I just hope there was no chorus of “Follow the Drinking Gourd.”

The only one I’d disagree with is your first one. I imagine they read a bio or story on the Underground Railroad. Everything else in your list is spot on, I’d say.

One thing I’d add: If my girlfriend, or any other white teacher, had their A-A students dress up as slaves, they probably wouldn’t have a job on Monday. And I’m really surprised there wasn’t a parental uproar over this. On the contrary, one of the dads dropping off his “little slave” came dressed up too; barefoot and with fake whip marks on his arms.

This was supposed to be a fun day to help promote reading amongst the kids. Maybe I’m being overly-sensitive, but how is dressing seven-year-olds up like slaves “fun?”

And I’m all for not candy-coating our sometimes-ugly national history when it comes to teaching our kids, but [GOB] COME ON! [/GOB]

Hijack: my girlfriend’s book character costume was Glenda the Good Witch from “The Wizard of Oz.” drool I’m out of state working right now, so I had to settle for just seeing a picture of her in costume. One guess as to what state I’m in. Fuck you, Toto.

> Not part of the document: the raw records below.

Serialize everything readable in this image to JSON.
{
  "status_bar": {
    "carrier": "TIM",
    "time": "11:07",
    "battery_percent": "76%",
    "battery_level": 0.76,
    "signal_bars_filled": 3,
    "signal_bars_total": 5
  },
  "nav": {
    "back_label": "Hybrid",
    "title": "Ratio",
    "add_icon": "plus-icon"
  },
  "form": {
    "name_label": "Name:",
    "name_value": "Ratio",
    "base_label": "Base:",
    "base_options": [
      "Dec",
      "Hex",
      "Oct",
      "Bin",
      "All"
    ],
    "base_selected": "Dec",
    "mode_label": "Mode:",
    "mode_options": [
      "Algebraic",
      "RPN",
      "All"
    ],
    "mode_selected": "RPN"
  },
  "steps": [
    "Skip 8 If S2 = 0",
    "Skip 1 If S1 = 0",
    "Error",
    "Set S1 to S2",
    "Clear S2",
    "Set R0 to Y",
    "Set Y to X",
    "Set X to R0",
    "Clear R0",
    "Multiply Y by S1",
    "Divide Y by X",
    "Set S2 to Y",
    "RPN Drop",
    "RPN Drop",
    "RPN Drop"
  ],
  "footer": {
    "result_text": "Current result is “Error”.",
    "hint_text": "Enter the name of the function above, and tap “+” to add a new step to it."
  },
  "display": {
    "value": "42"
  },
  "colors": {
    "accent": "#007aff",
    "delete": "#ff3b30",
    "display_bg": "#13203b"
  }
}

I’m sure they did read something about her. Still, when someone says ‘character from a book,’ I’d take it to mean a character from fiction. I did try to put my points in order of increasing importance. Anyway, I doubt this does any real harm to the kids, but it’s stupid.

And I think you’re absolutely right. There would be outrage if a white teacher even suggested this.

A football player?!?! No wonder our educational system is in such trouble. Perhaps a union soldier willing to fight and die for the rights of the slaves would be much more instructive if they teacher wanted to keep things racist.

Hee hee hee.

You know, plenty of slaves looked white. Mark Twain’s “Puddin’head Wilson” story satarized that situation by having the whole plot revolve around a master’s child and a slave child being switched at birth. It worked because the slave mother was fair skinned, blonde and blue eyed, as so were the masters. The morality of dressing up kids as slaves aside, making a point of putting the white kid in slave clothes too would have helped to teach that point.

Yes, morality and ethical concerns about this idea aside, there is no reason to exclude this kid. The coloration, as noted, ran the gamut from blue-black to indistinguishable from whatever is considered to be “white.”

This teacher either did not do her research, or was working on a non-politically-correct personal bias, IMHO.

And having said that, let me add, did they never hear of makeup? I’m not talking about something stupid like blackface makeup, just something to darken the kid’s skin so it looked African-American or whatever? I just don’t like the exclusion here, sorry.

Posted by Robardin’s wife:

I went to a 30% black elementary and there were a few plays and the like about slavery. Escaped slaves are the heroes of underground railroads, so dressing as one is not degrading. The black and white kids played either part based on their
personalities (some whites played slaves, some blacks played owners or Abraham Lincoln).

Of course that was a play not a storybook parade.